*** AVAILABLE DATA ***

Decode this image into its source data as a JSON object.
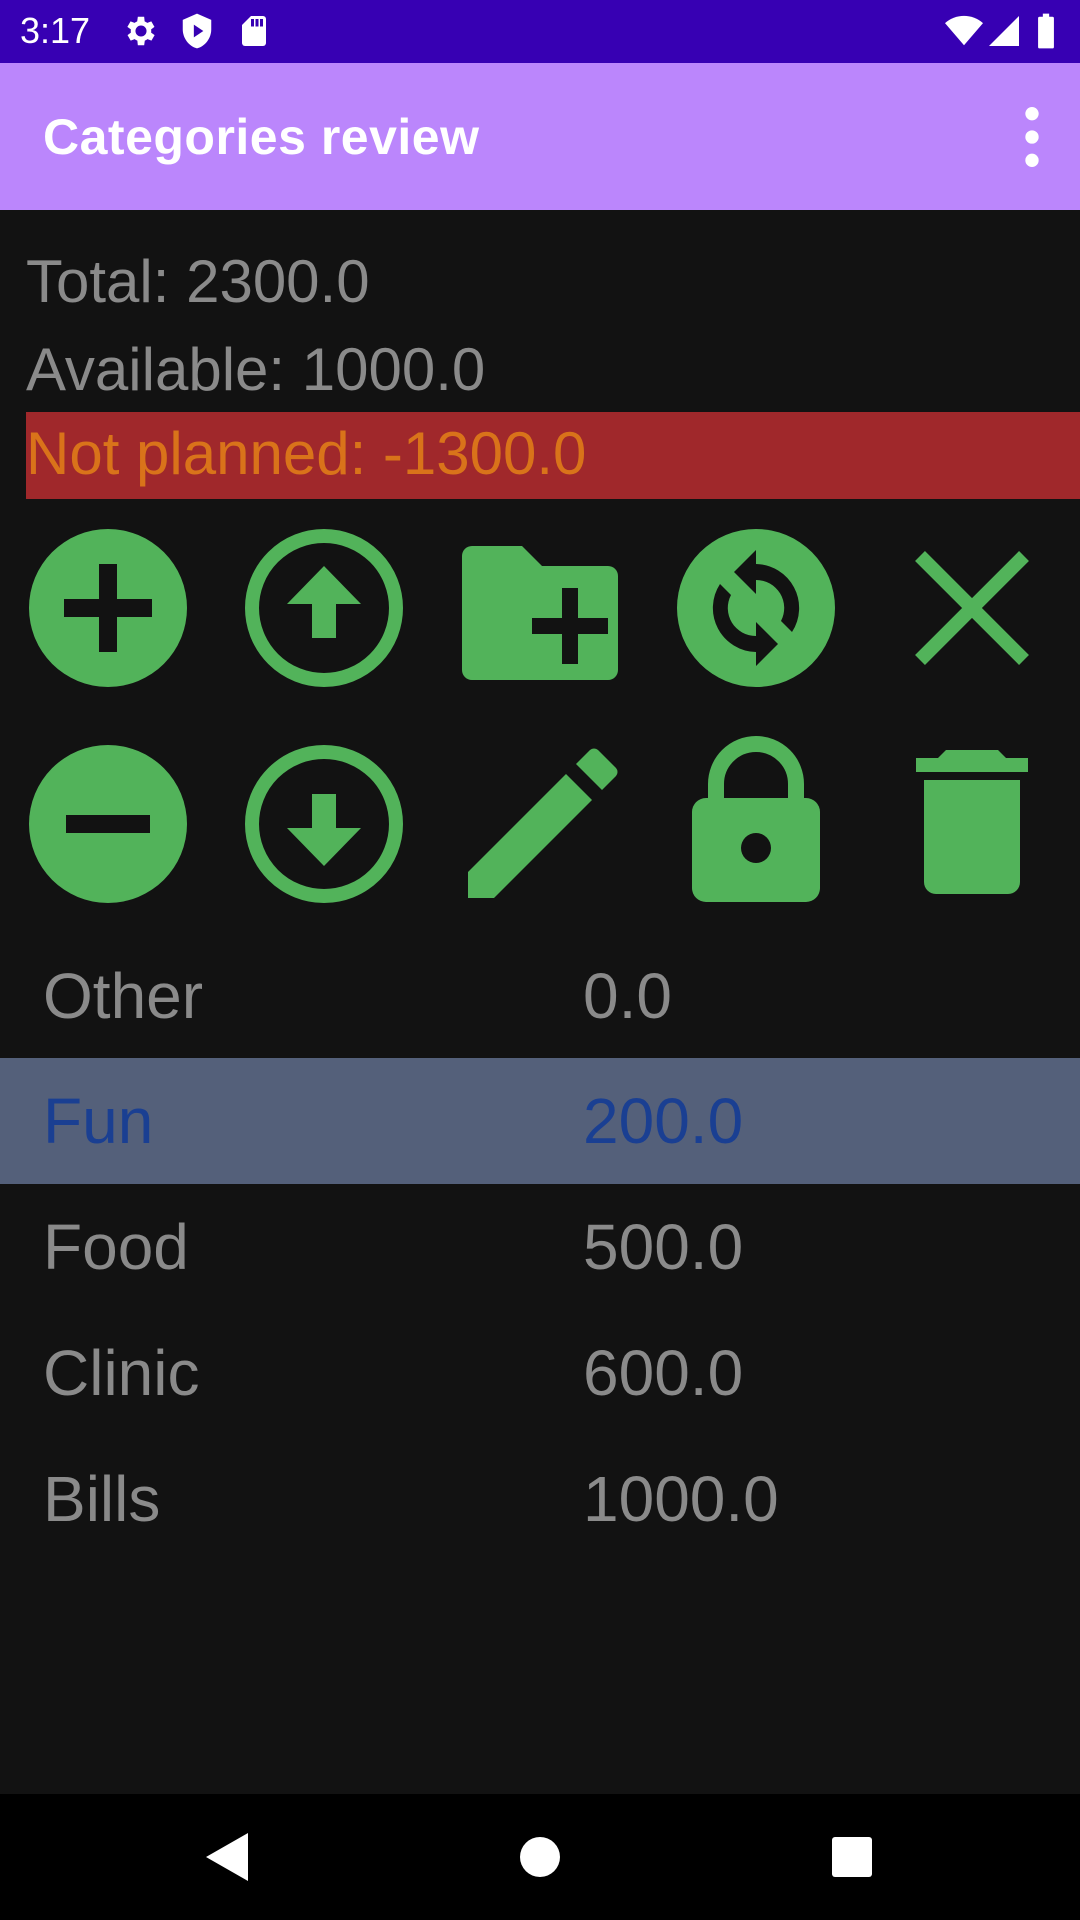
{
  "status_bar": {
    "time": "3:17",
    "icons_left": [
      "gear-icon",
      "shield-play-icon",
      "sd-card-icon"
    ],
    "icons_right": [
      "wifi-icon",
      "cell-signal-icon",
      "battery-icon"
    ]
  },
  "app_bar": {
    "title": "Categories review",
    "menu_icon": "more-vert-icon"
  },
  "summary": {
    "total": "Total: 2300.0",
    "available": "Available: 1000.0",
    "not_planned": "Not planned: -1300.0"
  },
  "actions": {
    "row1": [
      "add-circle-icon",
      "arrow-up-circle-icon",
      "create-folder-icon",
      "sync-icon",
      "close-icon"
    ],
    "row2": [
      "remove-circle-icon",
      "arrow-down-circle-icon",
      "edit-pencil-icon",
      "lock-icon",
      "delete-icon"
    ]
  },
  "categories": [
    {
      "name": "Other",
      "value": "0.0",
      "selected": false
    },
    {
      "name": "Fun",
      "value": "200.0",
      "selected": true
    },
    {
      "name": "Food",
      "value": "500.0",
      "selected": false
    },
    {
      "name": "Clinic",
      "value": "600.0",
      "selected": false
    },
    {
      "name": "Bills",
      "value": "1000.0",
      "selected": false
    }
  ],
  "nav_bar": {
    "icons": [
      "back-icon",
      "home-icon",
      "recents-icon"
    ]
  },
  "colors": {
    "status_bar": "#3700b3",
    "app_bar": "#bb86fc",
    "background": "#121212",
    "accent_green": "#52b35a",
    "warning_bg": "#a0282b",
    "warning_text": "#d9731a",
    "selected_row": "#54607a",
    "selected_text": "#1a3f92",
    "text_gray": "#8a8a8a"
  }
}
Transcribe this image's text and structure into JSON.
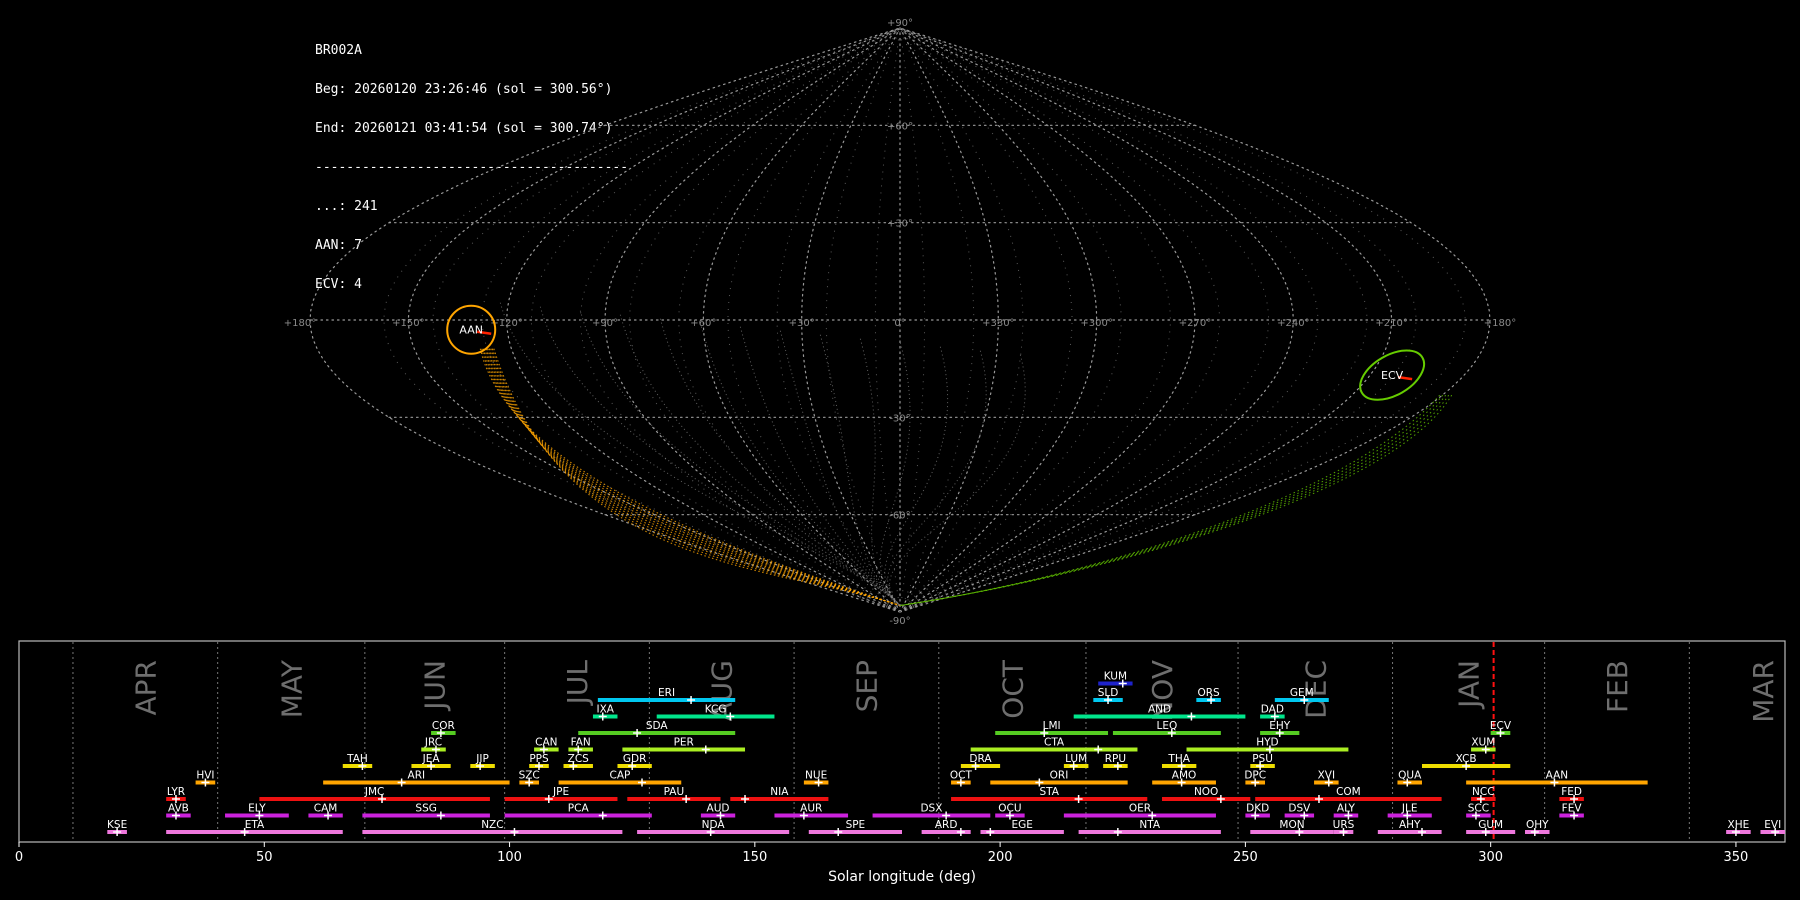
{
  "info": {
    "lines": [
      "BR002A",
      "Beg: 20260120 23:26:46 (sol = 300.56°)",
      "End: 20260121 03:41:54 (sol = 300.74°)",
      "----------------------------------------",
      "...: 241",
      "AAN: 7",
      "ECV: 4"
    ]
  },
  "chart_data": [
    {
      "type": "scatter",
      "projection": "sinusoidal",
      "lon_labels": [
        "+180°",
        "+150°",
        "+120°",
        "+90°",
        "+60°",
        "+30°",
        "0°",
        "+330°",
        "+300°",
        "+270°",
        "+240°",
        "+210°",
        "+180°"
      ],
      "lat_labels": [
        "+90°",
        "+60°",
        "+30°",
        "-30°",
        "-60°",
        "-90°"
      ],
      "showers": [
        {
          "code": "AAN",
          "lon": 150,
          "lat": -7,
          "color": "#ffa500",
          "count": 7
        },
        {
          "code": "ECV",
          "lon": 196,
          "lat": -20,
          "color": "#66cc00",
          "count": 4
        }
      ],
      "sporadic_count": 241,
      "grid": true
    },
    {
      "type": "gantt",
      "xlabel": "Solar longitude (deg)",
      "xlim": [
        0,
        360
      ],
      "xticks": [
        0,
        50,
        100,
        150,
        200,
        250,
        300,
        350
      ],
      "current_sol": 300.6,
      "months": [
        {
          "label": "APR",
          "start": 11
        },
        {
          "label": "MAY",
          "start": 40.5
        },
        {
          "label": "JUN",
          "start": 70.5
        },
        {
          "label": "JUL",
          "start": 99
        },
        {
          "label": "AUG",
          "start": 128.5
        },
        {
          "label": "SEP",
          "start": 158
        },
        {
          "label": "OCT",
          "start": 187.5
        },
        {
          "label": "NOV",
          "start": 217.5
        },
        {
          "label": "DEC",
          "start": 248.5
        },
        {
          "label": "JAN",
          "start": 280
        },
        {
          "label": "FEB",
          "start": 311
        },
        {
          "label": "MAR",
          "start": 340.5
        }
      ],
      "bars": [
        {
          "code": "KUM",
          "s": 220,
          "e": 227,
          "p": 225,
          "row": 9,
          "color": "#1e22cc"
        },
        {
          "code": "ERI",
          "s": 118,
          "e": 146,
          "p": 137,
          "row": 8,
          "color": "#00c8f0"
        },
        {
          "code": "SLD",
          "s": 219,
          "e": 225,
          "p": 222,
          "row": 8,
          "color": "#00c8f0"
        },
        {
          "code": "ORS",
          "s": 240,
          "e": 245,
          "p": 243,
          "row": 8,
          "color": "#00c8f0"
        },
        {
          "code": "GEM",
          "s": 256,
          "e": 267,
          "p": 262,
          "row": 8,
          "color": "#00c8f0"
        },
        {
          "code": "IXA",
          "s": 117,
          "e": 122,
          "p": 119,
          "row": 7,
          "color": "#00e68c"
        },
        {
          "code": "KCG",
          "s": 130,
          "e": 154,
          "p": 145,
          "row": 7,
          "color": "#00e68c"
        },
        {
          "code": "AND",
          "s": 215,
          "e": 250,
          "p": 239,
          "row": 7,
          "color": "#00e68c"
        },
        {
          "code": "DAD",
          "s": 253,
          "e": 258,
          "p": 256,
          "row": 7,
          "color": "#00e68c"
        },
        {
          "code": "COR",
          "s": 84,
          "e": 89,
          "p": 86,
          "row": 6,
          "color": "#55cc22"
        },
        {
          "code": "SDA",
          "s": 114,
          "e": 146,
          "p": 126,
          "row": 6,
          "color": "#55cc22"
        },
        {
          "code": "LMI",
          "s": 199,
          "e": 222,
          "p": 209,
          "row": 6,
          "color": "#55cc22"
        },
        {
          "code": "LEQ",
          "s": 223,
          "e": 245,
          "p": 235,
          "row": 6,
          "color": "#55cc22"
        },
        {
          "code": "EHY",
          "s": 253,
          "e": 261,
          "p": 257,
          "row": 6,
          "color": "#55cc22"
        },
        {
          "code": "ECV",
          "s": 300,
          "e": 304,
          "p": 302,
          "row": 6,
          "color": "#55cc22"
        },
        {
          "code": "JRC",
          "s": 82,
          "e": 87,
          "p": 85,
          "row": 5,
          "color": "#aaee22"
        },
        {
          "code": "CAN",
          "s": 105,
          "e": 110,
          "p": 107,
          "row": 5,
          "color": "#aaee22"
        },
        {
          "code": "FAN",
          "s": 112,
          "e": 117,
          "p": 114,
          "row": 5,
          "color": "#aaee22"
        },
        {
          "code": "PER",
          "s": 123,
          "e": 148,
          "p": 140,
          "row": 5,
          "color": "#aaee22"
        },
        {
          "code": "CTA",
          "s": 194,
          "e": 228,
          "p": 220,
          "row": 5,
          "color": "#aaee22"
        },
        {
          "code": "HYD",
          "s": 238,
          "e": 271,
          "p": 255,
          "row": 5,
          "color": "#aaee22"
        },
        {
          "code": "XUM",
          "s": 296,
          "e": 301,
          "p": 299,
          "row": 5,
          "color": "#aaee22"
        },
        {
          "code": "TAH",
          "s": 66,
          "e": 72,
          "p": 70,
          "row": 4,
          "color": "#eedd00"
        },
        {
          "code": "JEA",
          "s": 80,
          "e": 88,
          "p": 84,
          "row": 4,
          "color": "#eedd00"
        },
        {
          "code": "JIP",
          "s": 92,
          "e": 97,
          "p": 94,
          "row": 4,
          "color": "#eedd00"
        },
        {
          "code": "PPS",
          "s": 104,
          "e": 108,
          "p": 106,
          "row": 4,
          "color": "#eedd00"
        },
        {
          "code": "ZCS",
          "s": 111,
          "e": 117,
          "p": 113,
          "row": 4,
          "color": "#eedd00"
        },
        {
          "code": "GDR",
          "s": 122,
          "e": 129,
          "p": 125,
          "row": 4,
          "color": "#eedd00"
        },
        {
          "code": "DRA",
          "s": 192,
          "e": 200,
          "p": 195,
          "row": 4,
          "color": "#eedd00"
        },
        {
          "code": "LUM",
          "s": 213,
          "e": 218,
          "p": 215,
          "row": 4,
          "color": "#eedd00"
        },
        {
          "code": "RPU",
          "s": 221,
          "e": 226,
          "p": 224,
          "row": 4,
          "color": "#eedd00"
        },
        {
          "code": "THA",
          "s": 233,
          "e": 240,
          "p": 237,
          "row": 4,
          "color": "#eedd00"
        },
        {
          "code": "PSU",
          "s": 251,
          "e": 256,
          "p": 253,
          "row": 4,
          "color": "#eedd00"
        },
        {
          "code": "XCB",
          "s": 286,
          "e": 304,
          "p": 295,
          "row": 4,
          "color": "#eedd00"
        },
        {
          "code": "HVI",
          "s": 36,
          "e": 40,
          "p": 38,
          "row": 3,
          "color": "#ffa500"
        },
        {
          "code": "ARI",
          "s": 62,
          "e": 100,
          "p": 78,
          "row": 3,
          "color": "#ffa500"
        },
        {
          "code": "SZC",
          "s": 102,
          "e": 106,
          "p": 104,
          "row": 3,
          "color": "#ffa500"
        },
        {
          "code": "CAP",
          "s": 110,
          "e": 135,
          "p": 127,
          "row": 3,
          "color": "#ffa500"
        },
        {
          "code": "NUE",
          "s": 160,
          "e": 165,
          "p": 163,
          "row": 3,
          "color": "#ffa500"
        },
        {
          "code": "OCT",
          "s": 190,
          "e": 194,
          "p": 192,
          "row": 3,
          "color": "#ffa500"
        },
        {
          "code": "ORI",
          "s": 198,
          "e": 226,
          "p": 208,
          "row": 3,
          "color": "#ffa500"
        },
        {
          "code": "AMO",
          "s": 231,
          "e": 244,
          "p": 237,
          "row": 3,
          "color": "#ffa500"
        },
        {
          "code": "DPC",
          "s": 250,
          "e": 254,
          "p": 252,
          "row": 3,
          "color": "#ffa500"
        },
        {
          "code": "XVI",
          "s": 264,
          "e": 269,
          "p": 267,
          "row": 3,
          "color": "#ffa500"
        },
        {
          "code": "QUA",
          "s": 281,
          "e": 286,
          "p": 283,
          "row": 3,
          "color": "#ffa500"
        },
        {
          "code": "AAN",
          "s": 295,
          "e": 332,
          "p": 313,
          "row": 3,
          "color": "#ffa500"
        },
        {
          "code": "LYR",
          "s": 30,
          "e": 34,
          "p": 32,
          "row": 2,
          "color": "#ee1111"
        },
        {
          "code": "JMC",
          "s": 49,
          "e": 96,
          "p": 74,
          "row": 2,
          "color": "#ee1111"
        },
        {
          "code": "JPE",
          "s": 99,
          "e": 122,
          "p": 108,
          "row": 2,
          "color": "#ee1111"
        },
        {
          "code": "PAU",
          "s": 124,
          "e": 143,
          "p": 136,
          "row": 2,
          "color": "#ee1111"
        },
        {
          "code": "NIA",
          "s": 145,
          "e": 165,
          "p": 148,
          "row": 2,
          "color": "#ee1111"
        },
        {
          "code": "STA",
          "s": 190,
          "e": 230,
          "p": 216,
          "row": 2,
          "color": "#ee1111"
        },
        {
          "code": "NOO",
          "s": 233,
          "e": 251,
          "p": 245,
          "row": 2,
          "color": "#ee1111"
        },
        {
          "code": "COM",
          "s": 252,
          "e": 290,
          "p": 265,
          "row": 2,
          "color": "#ee1111"
        },
        {
          "code": "NCC",
          "s": 296,
          "e": 301,
          "p": 298,
          "row": 2,
          "color": "#ee1111"
        },
        {
          "code": "FED",
          "s": 314,
          "e": 319,
          "p": 317,
          "row": 2,
          "color": "#ee1111"
        },
        {
          "code": "AVB",
          "s": 30,
          "e": 35,
          "p": 32,
          "row": 1,
          "color": "#cc22dd"
        },
        {
          "code": "ELY",
          "s": 42,
          "e": 55,
          "p": 49,
          "row": 1,
          "color": "#cc22dd"
        },
        {
          "code": "CAM",
          "s": 59,
          "e": 66,
          "p": 63,
          "row": 1,
          "color": "#cc22dd"
        },
        {
          "code": "SSG",
          "s": 70,
          "e": 96,
          "p": 86,
          "row": 1,
          "color": "#cc22dd"
        },
        {
          "code": "PCA",
          "s": 99,
          "e": 129,
          "p": 119,
          "row": 1,
          "color": "#cc22dd"
        },
        {
          "code": "AUD",
          "s": 139,
          "e": 146,
          "p": 143,
          "row": 1,
          "color": "#cc22dd"
        },
        {
          "code": "AUR",
          "s": 154,
          "e": 169,
          "p": 160,
          "row": 1,
          "color": "#cc22dd"
        },
        {
          "code": "DSX",
          "s": 174,
          "e": 198,
          "p": 189,
          "row": 1,
          "color": "#cc22dd"
        },
        {
          "code": "OCU",
          "s": 199,
          "e": 205,
          "p": 202,
          "row": 1,
          "color": "#cc22dd"
        },
        {
          "code": "OER",
          "s": 213,
          "e": 244,
          "p": 231,
          "row": 1,
          "color": "#cc22dd"
        },
        {
          "code": "DKD",
          "s": 250,
          "e": 255,
          "p": 252,
          "row": 1,
          "color": "#cc22dd"
        },
        {
          "code": "DSV",
          "s": 258,
          "e": 264,
          "p": 262,
          "row": 1,
          "color": "#cc22dd"
        },
        {
          "code": "ALY",
          "s": 268,
          "e": 273,
          "p": 271,
          "row": 1,
          "color": "#cc22dd"
        },
        {
          "code": "JLE",
          "s": 279,
          "e": 288,
          "p": 283,
          "row": 1,
          "color": "#cc22dd"
        },
        {
          "code": "SCC",
          "s": 295,
          "e": 300,
          "p": 297,
          "row": 1,
          "color": "#cc22dd"
        },
        {
          "code": "FEV",
          "s": 314,
          "e": 319,
          "p": 317,
          "row": 1,
          "color": "#cc22dd"
        },
        {
          "code": "KSE",
          "s": 18,
          "e": 22,
          "p": 20,
          "row": 0,
          "color": "#ee77dd"
        },
        {
          "code": "ETA",
          "s": 30,
          "e": 66,
          "p": 46,
          "row": 0,
          "color": "#ee77dd"
        },
        {
          "code": "NZC",
          "s": 70,
          "e": 123,
          "p": 101,
          "row": 0,
          "color": "#ee77dd"
        },
        {
          "code": "NDA",
          "s": 126,
          "e": 157,
          "p": 141,
          "row": 0,
          "color": "#ee77dd"
        },
        {
          "code": "SPE",
          "s": 161,
          "e": 180,
          "p": 167,
          "row": 0,
          "color": "#ee77dd"
        },
        {
          "code": "ARD",
          "s": 184,
          "e": 194,
          "p": 192,
          "row": 0,
          "color": "#ee77dd"
        },
        {
          "code": "EGE",
          "s": 196,
          "e": 213,
          "p": 198,
          "row": 0,
          "color": "#ee77dd"
        },
        {
          "code": "NTA",
          "s": 216,
          "e": 245,
          "p": 224,
          "row": 0,
          "color": "#ee77dd"
        },
        {
          "code": "MON",
          "s": 251,
          "e": 268,
          "p": 261,
          "row": 0,
          "color": "#ee77dd"
        },
        {
          "code": "URS",
          "s": 268,
          "e": 272,
          "p": 270,
          "row": 0,
          "color": "#ee77dd"
        },
        {
          "code": "AHY",
          "s": 277,
          "e": 290,
          "p": 286,
          "row": 0,
          "color": "#ee77dd"
        },
        {
          "code": "GUM",
          "s": 295,
          "e": 305,
          "p": 299,
          "row": 0,
          "color": "#ee77dd"
        },
        {
          "code": "OHY",
          "s": 307,
          "e": 312,
          "p": 309,
          "row": 0,
          "color": "#ee77dd"
        },
        {
          "code": "XHE",
          "s": 348,
          "e": 353,
          "p": 350,
          "row": 0,
          "color": "#ee77dd"
        },
        {
          "code": "EVI",
          "s": 355,
          "e": 360,
          "p": 358,
          "row": 0,
          "color": "#ee77dd"
        }
      ]
    }
  ]
}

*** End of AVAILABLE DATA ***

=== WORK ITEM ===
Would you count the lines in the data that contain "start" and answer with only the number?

=== TASK SOLUTION ===
12